On the flip side, when the Lakers, Celtics, Sixers and Pistons were battling for control of the 1980s, did anyone care that the Clips, Cavaliers, Warriors and Kings were dreadful? Was it a coincidence that the NBA peaked from 1987 to 1993, with a lopsided league of quality teams and crummy teams? Call it the 600/400 Rule: More teams finishing above .600 (50 wins or more) and under .400 (50 losses or more) makes for a more entertaining league. During the glorious '88 season, my choice for the greatest ever, there were eight plus-.600 teams and six sub-.400 teams in a 23-team league.
Of course, the NBA was much better when your team was good and it hasn't been any good since. I look forward to your next piece on how Major League Baseball has been crap since 2004. And where's the explanation for the fact that the NFL's popularity has exploded in a parity era, but the same would not be true for the NBA?
Personally, I don't see the NBA's problem as being a lack of great teams, as there are three outstanding teams in the league this year: Dallas, Phoenix, and San Antonio. Moreover, two of the teams play highly attractive basketball. The problems are two-fold:
1. None of the teams are in major markets and, gasp, they're all in the Sunbelt. As a result, the mainstream media isn't interested in them.
2. None of the teams have marketable stars (Dirk and Nash are foreigners and Duncan is quiet) for the mainstream media to completely overhype.
But I blame the lottery for foisting modified parity on us. Ever since Orlando went back-to-back, top picks have gone to lousy teams every spring, creating a vicious circle in which the lottery replenishes weak teams with blue-chippers who aren't ready to carry weak teams.
I must have missed the Bulls drafting fourth last year after coming off of a playoff run. Or Dallas drafting fifth in 2004. Or Detroit drafting second in 2003.

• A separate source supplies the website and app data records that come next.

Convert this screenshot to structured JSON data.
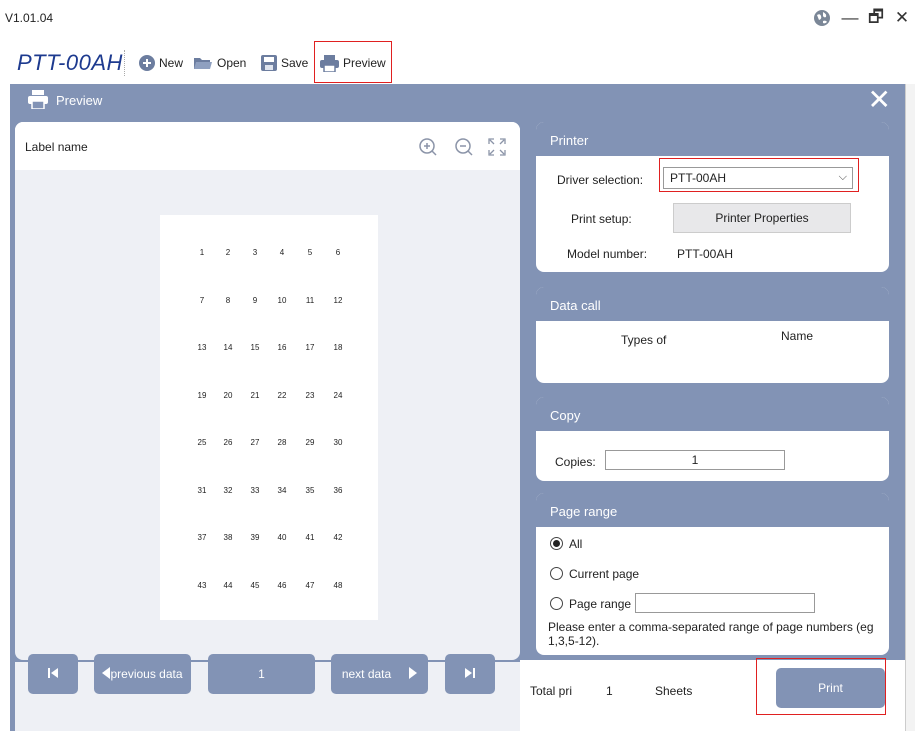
{
  "window": {
    "version": "V1.01.04",
    "minimize_glyph": "—",
    "restore_glyph": "🗗",
    "close_glyph": "✕"
  },
  "toolbar": {
    "app_name": "PTT-00AH",
    "new_label": "New",
    "open_label": "Open",
    "save_label": "Save",
    "preview_label": "Preview"
  },
  "dialog": {
    "title": "Preview",
    "close_glyph": "✕"
  },
  "preview": {
    "label_name": "Label name",
    "cells": [
      "1",
      "2",
      "3",
      "4",
      "5",
      "6",
      "7",
      "8",
      "9",
      "10",
      "11",
      "12",
      "13",
      "14",
      "15",
      "16",
      "17",
      "18",
      "19",
      "20",
      "21",
      "22",
      "23",
      "24",
      "25",
      "26",
      "27",
      "28",
      "29",
      "30",
      "31",
      "32",
      "33",
      "34",
      "35",
      "36",
      "37",
      "38",
      "39",
      "40",
      "41",
      "42",
      "43",
      "44",
      "45",
      "46",
      "47",
      "48"
    ]
  },
  "navigation": {
    "previous_label": "previous data",
    "page_value": "1",
    "next_label": "next data"
  },
  "printer": {
    "header": "Printer",
    "driver_label": "Driver selection:",
    "driver_value": "PTT-00AH",
    "setup_label": "Print setup:",
    "properties_button": "Printer Properties",
    "model_label": "Model number:",
    "model_value": "PTT-00AH"
  },
  "data_call": {
    "header": "Data call",
    "col_types": "Types of",
    "col_name": "Name"
  },
  "copy": {
    "header": "Copy",
    "copies_label": "Copies:",
    "copies_value": "1"
  },
  "page_range": {
    "header": "Page range",
    "all_label": "All",
    "current_label": "Current page",
    "range_label": "Page range",
    "range_value": "",
    "hint": "Please enter a comma-separated range of page numbers (eg 1,3,5-12)."
  },
  "footer": {
    "total_label": "Total pri",
    "total_value": "1",
    "sheets_label": "Sheets",
    "print_button": "Print"
  },
  "colors": {
    "accent": "#8293b5",
    "title_blue": "#1d3a8f",
    "highlight_red": "#e02020",
    "panel_bg": "#eef0f5"
  }
}
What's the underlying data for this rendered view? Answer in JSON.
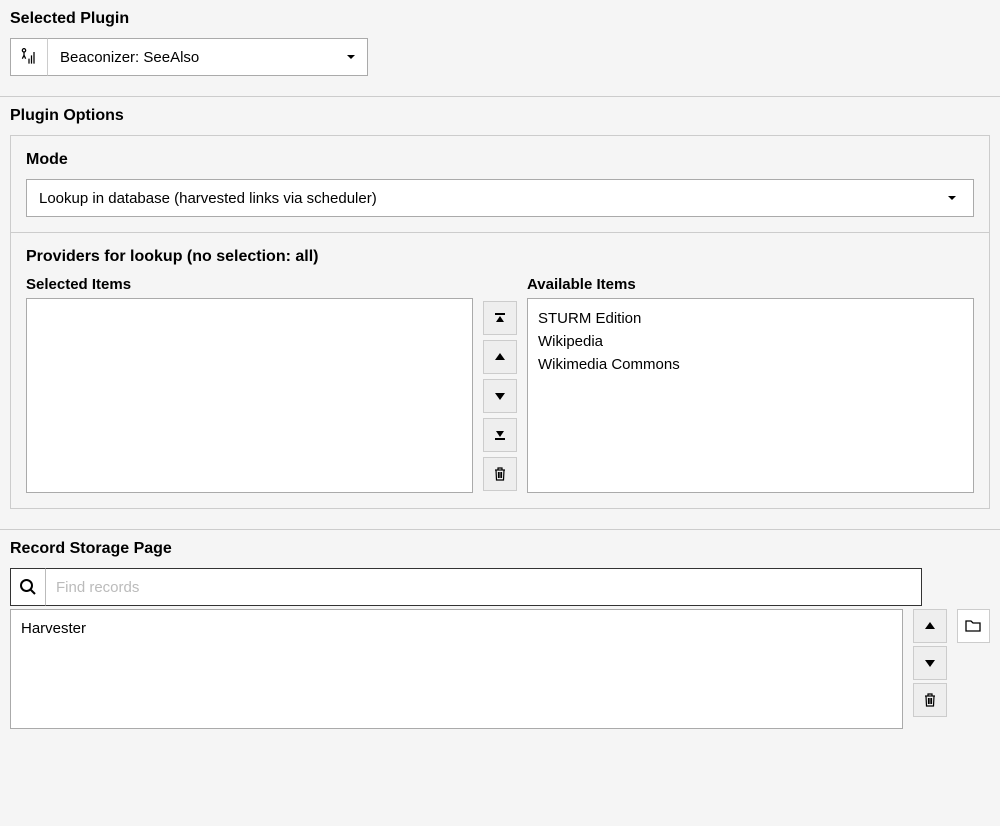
{
  "selected_plugin": {
    "title": "Selected Plugin",
    "value": "Beaconizer: SeeAlso"
  },
  "plugin_options": {
    "title": "Plugin Options",
    "mode": {
      "label": "Mode",
      "value": "Lookup in database (harvested links via scheduler)"
    },
    "providers": {
      "label": "Providers for lookup (no selection: all)",
      "selected_label": "Selected Items",
      "available_label": "Available Items",
      "available_items": [
        "STURM Edition",
        "Wikipedia",
        "Wikimedia Commons"
      ]
    }
  },
  "record_storage": {
    "title": "Record Storage Page",
    "search_placeholder": "Find records",
    "items": [
      "Harvester"
    ]
  }
}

More generally, Simmons ignores the fact that a number of franchises have pulled themselves out of the losing cycle by using their top picks smartly and pairing their young stars with good supporting casts. I'm thinking of Utah and Toronto here, both of which are going to win division titles because the lottery gave them Chris Bosh and Deron Williams and their GMs made smart decisions in accumulating talent.

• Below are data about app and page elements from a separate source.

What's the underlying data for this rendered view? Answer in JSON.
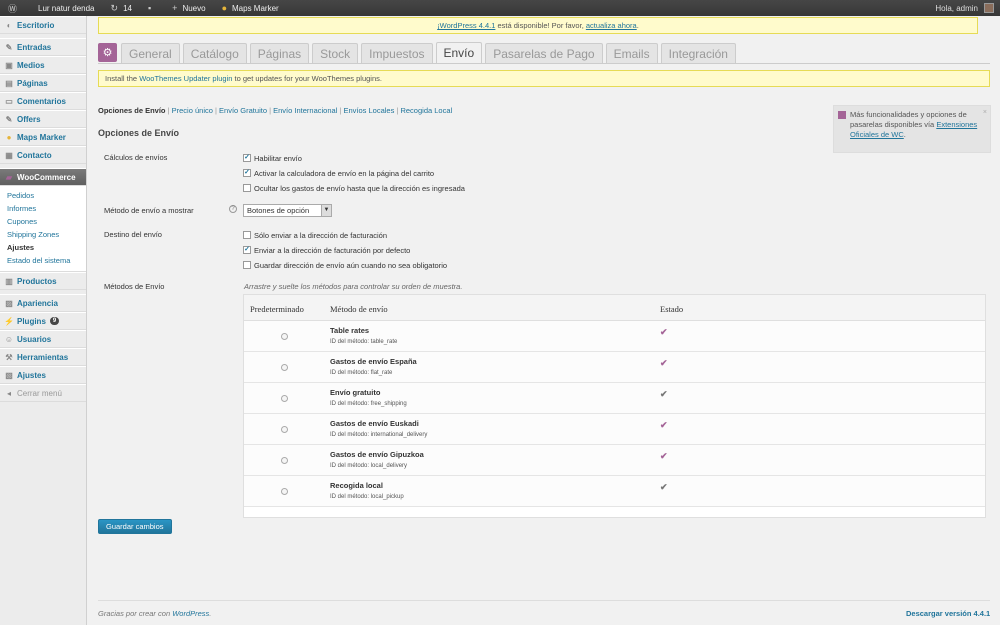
{
  "adminbar": {
    "site_name": "Lur natur denda",
    "updates_count": "14",
    "new_label": "Nuevo",
    "maps_marker": "Maps Marker",
    "greeting": "Hola, admin"
  },
  "sidebar": {
    "escritorio": "Escritorio",
    "entradas": "Entradas",
    "medios": "Medios",
    "paginas": "Páginas",
    "comentarios": "Comentarios",
    "offers": "Offers",
    "maps_marker": "Maps Marker",
    "contacto": "Contacto",
    "woocommerce": "WooCommerce",
    "sub": [
      "Pedidos",
      "Informes",
      "Cupones",
      "Shipping Zones",
      "Ajustes",
      "Estado del sistema"
    ],
    "productos": "Productos",
    "apariencia": "Apariencia",
    "plugins": "Plugins",
    "plugins_badge": "9",
    "usuarios": "Usuarios",
    "herramientas": "Herramientas",
    "ajustes": "Ajustes",
    "collapse": "Cerrar menú"
  },
  "update_nag": {
    "text": " está disponible! Por favor, ",
    "version_link": "¡WordPress 4.4.1",
    "action_link": "actualiza ahora",
    "end": "."
  },
  "tabs": [
    "General",
    "Catálogo",
    "Páginas",
    "Stock",
    "Impuestos",
    "Envío",
    "Pasarelas de Pago",
    "Emails",
    "Integración"
  ],
  "notice": {
    "prefix": "Install the ",
    "link": "WooThemes Updater plugin",
    "suffix": " to get updates for your WooThemes plugins."
  },
  "subsub": {
    "current": "Opciones de Envío",
    "links": [
      "Precio único",
      "Envío Gratuito",
      "Envío Internacional",
      "Envíos Locales",
      "Recogida Local"
    ]
  },
  "promo": {
    "text": "Más funcionalidades y opciones de pasarelas disponibles vía ",
    "link": "Extensiones Oficiales de WC",
    "end": "."
  },
  "section_title": "Opciones de Envío",
  "calculos": {
    "label": "Cálculos de envíos",
    "options": [
      {
        "label": "Habilitar envío",
        "checked": "✓"
      },
      {
        "label": "Activar la calculadora de envío en la página del carrito",
        "checked": "✓"
      },
      {
        "label": "Ocultar los gastos de envío hasta que la dirección es ingresada",
        "checked": ""
      }
    ]
  },
  "metodo_mostrar": {
    "label": "Método de envío a mostrar",
    "value": "Botones de opción"
  },
  "destino": {
    "label": "Destino del envío",
    "options": [
      {
        "label": "Sólo enviar a la dirección de facturación",
        "checked": ""
      },
      {
        "label": "Enviar a la dirección de facturación por defecto",
        "checked": "✓"
      },
      {
        "label": "Guardar dirección de envío aún cuando no sea obligatorio",
        "checked": ""
      }
    ]
  },
  "metodos": {
    "label": "Métodos de Envío",
    "hint": "Arrastre y suelte los métodos para controlar su orden de muestra.",
    "headers": [
      "Predeterminado",
      "Método de envío",
      "Estado"
    ],
    "rows": [
      {
        "name": "Table rates",
        "id": "ID del método: table_rate",
        "status_color": "#a46497"
      },
      {
        "name": "Gastos de envío España",
        "id": "ID del método: flat_rate",
        "status_color": "#a46497"
      },
      {
        "name": "Envío gratuito",
        "id": "ID del método: free_shipping",
        "status_color": "#777777"
      },
      {
        "name": "Gastos de envío Euskadi",
        "id": "ID del método: international_delivery",
        "status_color": "#a46497"
      },
      {
        "name": "Gastos de envío Gipuzkoa",
        "id": "ID del método: local_delivery",
        "status_color": "#a46497"
      },
      {
        "name": "Recogida local",
        "id": "ID del método: local_pickup",
        "status_color": "#777777"
      }
    ]
  },
  "save_label": "Guardar cambios",
  "footer": {
    "left_prefix": "Gracias por crear con ",
    "left_link": "WordPress",
    "left_end": ".",
    "right": "Descargar versión 4.4.1"
  }
}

And that's why the lottery sucks: Not only does it render the occasional Duncan/ Robinson pairing nearly impossible, not only does it reward poorly run clubs like the Hawks (103 games under .500 since the 1998-99 season), it encourages also-rans to bottom out once they suffer some bad luck because they know it's their best chance to eventually contend.
This makes no sense at all. How does the lottery benefit the Hawks if the Hawks waste their picks on Marvin and Shelden Williams? That just leaves Chris Paul, Deron Williams, and Brandon Roy for other teams. If a team is mismanaged (and I'm not conceding that Billy Knight mismanages the Hawks, although I'm not pleased with where our last two lottery picks are right now), then it will screw up its picks regardless of where in the Draft it makes them.
As for Simmons' solution that the lottery should be unweighted, doesn't that create an even more perverse incentive for teams to tank? If you're the Clippers, wouldn't it make more sense to get a one in seven chance at Durant or Oden as opposed to gunning for the 8th seed in the West so you can be wiped off the map by Dallas? Is it better to have decent teams tanking as opposed to bad teams? And let's note the obvious self-interest apparent in Simmons's argument. He's a Clippers season-ticket holder and an unweighted lottery would benefit the Clips more than any other team, since they have the best record of any of the current teams on the outside of the playoff race looking in.
In an effort to say something nice about a writer whom I criticize all the time, but I read everything he writes (save for his book), I'll say that this idea is excellent and would create an NCAA Tournament-type element to the NBA post-season:
Shorten the regular season by four games, guarantee the top six seeds in each conference, then have a double-elimination tourney for the seventh and eighth seeds between the remaining 15 teams.
It's too bad that the 9th-largest metro area in the country has no business participating.